== RECORD EXCERPTS

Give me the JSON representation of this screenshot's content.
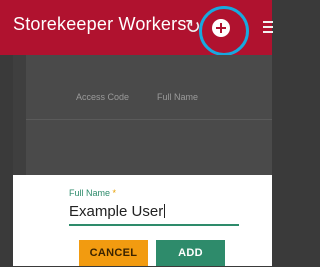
{
  "header": {
    "title": "Storekeeper Workers",
    "refresh_icon": "refresh-icon",
    "add_icon": "add-circle-icon",
    "more_icon": "more-icon",
    "accent_color": "#b0122f",
    "highlight_color": "#18a9df"
  },
  "table": {
    "columns": [
      "Access Code",
      "Full Name"
    ]
  },
  "dialog": {
    "field_label": "Full Name",
    "required_mark": "*",
    "field_value": "Example User",
    "cancel_label": "CANCEL",
    "add_label": "ADD",
    "cancel_color": "#f29b10",
    "add_color": "#2e8b6b"
  }
}
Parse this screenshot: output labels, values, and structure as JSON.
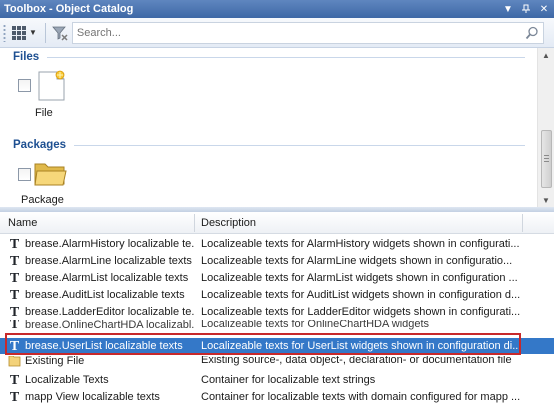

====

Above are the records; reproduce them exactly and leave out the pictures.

= SOLUTION TO THIS TASK =
Give me the JSON representation of this screenshot's content.
{
  "header": {
    "title": "Storekeeper Workers",
    "refresh_icon": "refresh-icon",
    "add_icon": "add-circle-icon",
    "more_icon": "more-icon",
    "accent_color": "#b0122f",
    "highlight_color": "#18a9df"
  },
  "table": {
    "columns": [
      "Access Code",
      "Full Name"
    ]
  },
  "dialog": {
    "field_label": "Full Name",
    "required_mark": "*",
    "field_value": "Example User",
    "cancel_label": "CANCEL",
    "add_label": "ADD",
    "cancel_color": "#f29b10",
    "add_color": "#2e8b6b"
  }
}
Parse this screenshot: output labels, values, and structure as JSON.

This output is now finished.